------ Source data

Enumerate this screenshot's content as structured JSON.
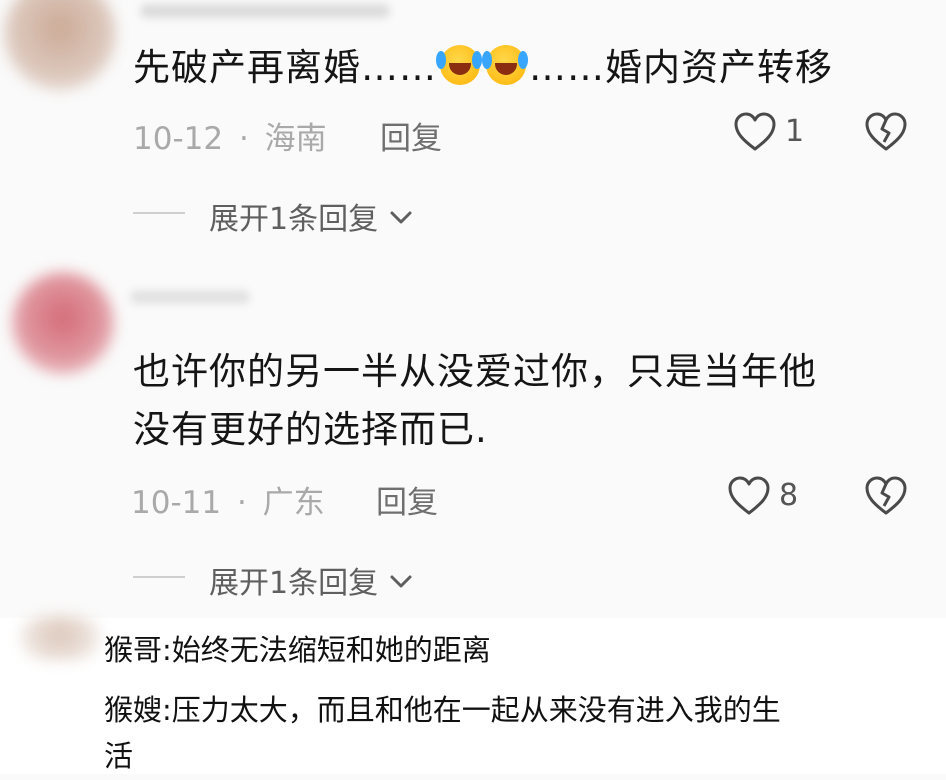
{
  "comments": [
    {
      "text_parts": [
        "先破产再离婚……",
        "……婚内资产转移"
      ],
      "emoji_count": 2,
      "date": "10-12",
      "separator": "·",
      "region": "海南",
      "reply_label": "回复",
      "likes": "1",
      "expand_label": "展开1条回复"
    },
    {
      "text_lines": [
        "也许你的另一半从没爱过你，只是当年他",
        "没有更好的选择而已."
      ],
      "date": "10-11",
      "separator": "·",
      "region": "广东",
      "reply_label": "回复",
      "likes": "8",
      "expand_label": "展开1条回复"
    }
  ],
  "quote": {
    "lines": [
      "猴哥:始终无法缩短和她的距离",
      "猴嫂:压力太大，而且和他在一起从来没有进入我的生",
      "活"
    ]
  },
  "colors": {
    "background": "#fafafa",
    "text": "#151515",
    "meta": "#a9a9a9",
    "icon": "#4a4a4a"
  },
  "icons": {
    "like": "heart-outline-icon",
    "dislike": "broken-heart-icon",
    "expand": "chevron-down-icon",
    "emoji": "laughing-crying-emoji"
  }
}
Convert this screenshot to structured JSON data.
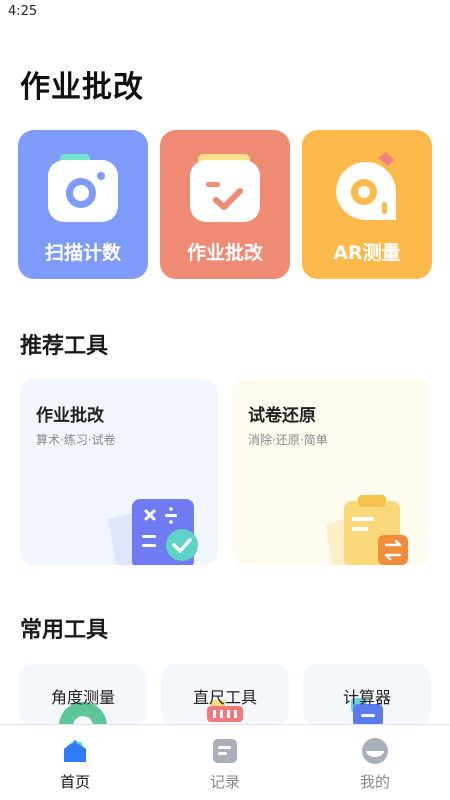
{
  "status_bar": {
    "time": "4:25"
  },
  "page_title": "作业批改",
  "features": [
    {
      "label": "扫描计数",
      "color": "#7e9bf9",
      "icon": "camera-icon"
    },
    {
      "label": "作业批改",
      "color": "#ef8a74",
      "icon": "homework-check-icon"
    },
    {
      "label": "AR测量",
      "color": "#fdb94a",
      "icon": "ar-measure-icon"
    }
  ],
  "recommended": {
    "title": "推荐工具",
    "items": [
      {
        "title": "作业批改",
        "subtitle": "算术·练习·试卷",
        "bg": "#f1f6fe",
        "icon": "calculator-check-icon"
      },
      {
        "title": "试卷还原",
        "subtitle": "消除·还原·简单",
        "bg": "#fffaef",
        "icon": "clipboard-swap-icon"
      }
    ]
  },
  "common": {
    "title": "常用工具",
    "items": [
      {
        "label": "角度测量",
        "icon": "protractor-icon"
      },
      {
        "label": "直尺工具",
        "icon": "ruler-icon"
      },
      {
        "label": "计算器",
        "icon": "calculator-icon"
      }
    ]
  },
  "bottom_nav": {
    "items": [
      {
        "label": "首页",
        "icon": "home-icon",
        "active": true
      },
      {
        "label": "记录",
        "icon": "record-icon",
        "active": false
      },
      {
        "label": "我的",
        "icon": "profile-icon",
        "active": false
      }
    ]
  }
}
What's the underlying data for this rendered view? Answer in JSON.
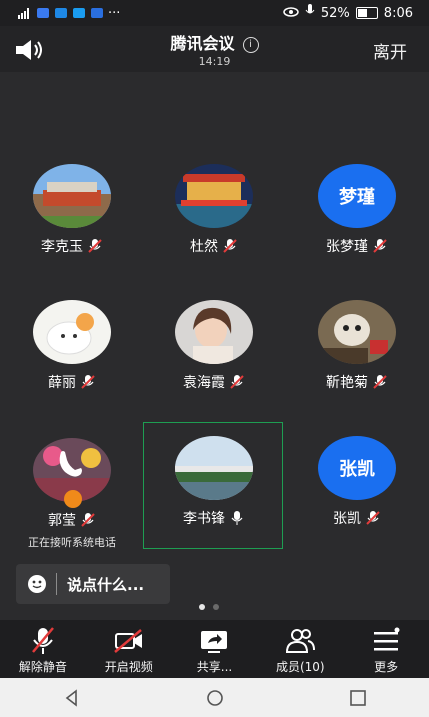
{
  "status": {
    "battery": "52%",
    "time": "8:06",
    "signal_label": "4G"
  },
  "header": {
    "title": "腾讯会议",
    "time": "14:19",
    "leave": "离开"
  },
  "participants": [
    {
      "name": "李克玉",
      "muted": true,
      "avatar": "photo"
    },
    {
      "name": "杜然",
      "muted": true,
      "avatar": "photo"
    },
    {
      "name": "张梦瑾",
      "muted": true,
      "avatar_text": "梦瑾"
    },
    {
      "name": "薛丽",
      "muted": true,
      "avatar": "photo"
    },
    {
      "name": "袁海霞",
      "muted": true,
      "avatar": "photo"
    },
    {
      "name": "靳艳菊",
      "muted": true,
      "avatar": "photo"
    },
    {
      "name": "郭莹",
      "muted": true,
      "avatar": "photo",
      "subtitle": "正在接听系统电话"
    },
    {
      "name": "李书锋",
      "muted": false,
      "avatar": "photo",
      "active_speaker": true
    },
    {
      "name": "张凯",
      "muted": true,
      "avatar_text": "张凯"
    }
  ],
  "chat": {
    "placeholder": "说点什么..."
  },
  "toolbar": {
    "unmute": "解除静音",
    "video": "开启视频",
    "share": "共享...",
    "members": "成员(10)",
    "more": "更多"
  },
  "colors": {
    "accent": "#1a6ff0",
    "active_border": "#1e9e52",
    "muted_red": "#e23b3b"
  }
}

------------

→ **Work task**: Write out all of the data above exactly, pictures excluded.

→ **Written answer**:
Enumerate this screenshot's content as structured JSON.
{
  "comments": [
    {
      "text_parts": [
        "先破产再离婚……",
        "……婚内资产转移"
      ],
      "emoji_count": 2,
      "date": "10-12",
      "separator": "·",
      "region": "海南",
      "reply_label": "回复",
      "likes": "1",
      "expand_label": "展开1条回复"
    },
    {
      "text_lines": [
        "也许你的另一半从没爱过你，只是当年他",
        "没有更好的选择而已."
      ],
      "date": "10-11",
      "separator": "·",
      "region": "广东",
      "reply_label": "回复",
      "likes": "8",
      "expand_label": "展开1条回复"
    }
  ],
  "quote": {
    "lines": [
      "猴哥:始终无法缩短和她的距离",
      "猴嫂:压力太大，而且和他在一起从来没有进入我的生",
      "活"
    ]
  },
  "colors": {
    "background": "#fafafa",
    "text": "#151515",
    "meta": "#a9a9a9",
    "icon": "#4a4a4a"
  },
  "icons": {
    "like": "heart-outline-icon",
    "dislike": "broken-heart-icon",
    "expand": "chevron-down-icon",
    "emoji": "laughing-crying-emoji"
  }
}
Convert this screenshot to structured JSON data.
{
  "status_bar": {
    "time": "4:25"
  },
  "page_title": "作业批改",
  "features": [
    {
      "label": "扫描计数",
      "color": "#7e9bf9",
      "icon": "camera-icon"
    },
    {
      "label": "作业批改",
      "color": "#ef8a74",
      "icon": "homework-check-icon"
    },
    {
      "label": "AR测量",
      "color": "#fdb94a",
      "icon": "ar-measure-icon"
    }
  ],
  "recommended": {
    "title": "推荐工具",
    "items": [
      {
        "title": "作业批改",
        "subtitle": "算术·练习·试卷",
        "bg": "#f1f6fe",
        "icon": "calculator-check-icon"
      },
      {
        "title": "试卷还原",
        "subtitle": "消除·还原·简单",
        "bg": "#fffaef",
        "icon": "clipboard-swap-icon"
      }
    ]
  },
  "common": {
    "title": "常用工具",
    "items": [
      {
        "label": "角度测量",
        "icon": "protractor-icon"
      },
      {
        "label": "直尺工具",
        "icon": "ruler-icon"
      },
      {
        "label": "计算器",
        "icon": "calculator-icon"
      }
    ]
  },
  "bottom_nav": {
    "items": [
      {
        "label": "首页",
        "icon": "home-icon",
        "active": true
      },
      {
        "label": "记录",
        "icon": "record-icon",
        "active": false
      },
      {
        "label": "我的",
        "icon": "profile-icon",
        "active": false
      }
    ]
  }
}
What's the underlying data for this rendered view? Answer in JSON.
{
  "status": {
    "battery": "52%",
    "time": "8:06",
    "signal_label": "4G"
  },
  "header": {
    "title": "腾讯会议",
    "time": "14:19",
    "leave": "离开"
  },
  "participants": [
    {
      "name": "李克玉",
      "muted": true,
      "avatar": "photo"
    },
    {
      "name": "杜然",
      "muted": true,
      "avatar": "photo"
    },
    {
      "name": "张梦瑾",
      "muted": true,
      "avatar_text": "梦瑾"
    },
    {
      "name": "薛丽",
      "muted": true,
      "avatar": "photo"
    },
    {
      "name": "袁海霞",
      "muted": true,
      "avatar": "photo"
    },
    {
      "name": "靳艳菊",
      "muted": true,
      "avatar": "photo"
    },
    {
      "name": "郭莹",
      "muted": true,
      "avatar": "photo",
      "subtitle": "正在接听系统电话"
    },
    {
      "name": "李书锋",
      "muted": false,
      "avatar": "photo",
      "active_speaker": true
    },
    {
      "name": "张凯",
      "muted": true,
      "avatar_text": "张凯"
    }
  ],
  "chat": {
    "placeholder": "说点什么..."
  },
  "toolbar": {
    "unmute": "解除静音",
    "video": "开启视频",
    "share": "共享...",
    "members": "成员(10)",
    "more": "更多"
  },
  "colors": {
    "accent": "#1a6ff0",
    "active_border": "#1e9e52",
    "muted_red": "#e23b3b"
  }
}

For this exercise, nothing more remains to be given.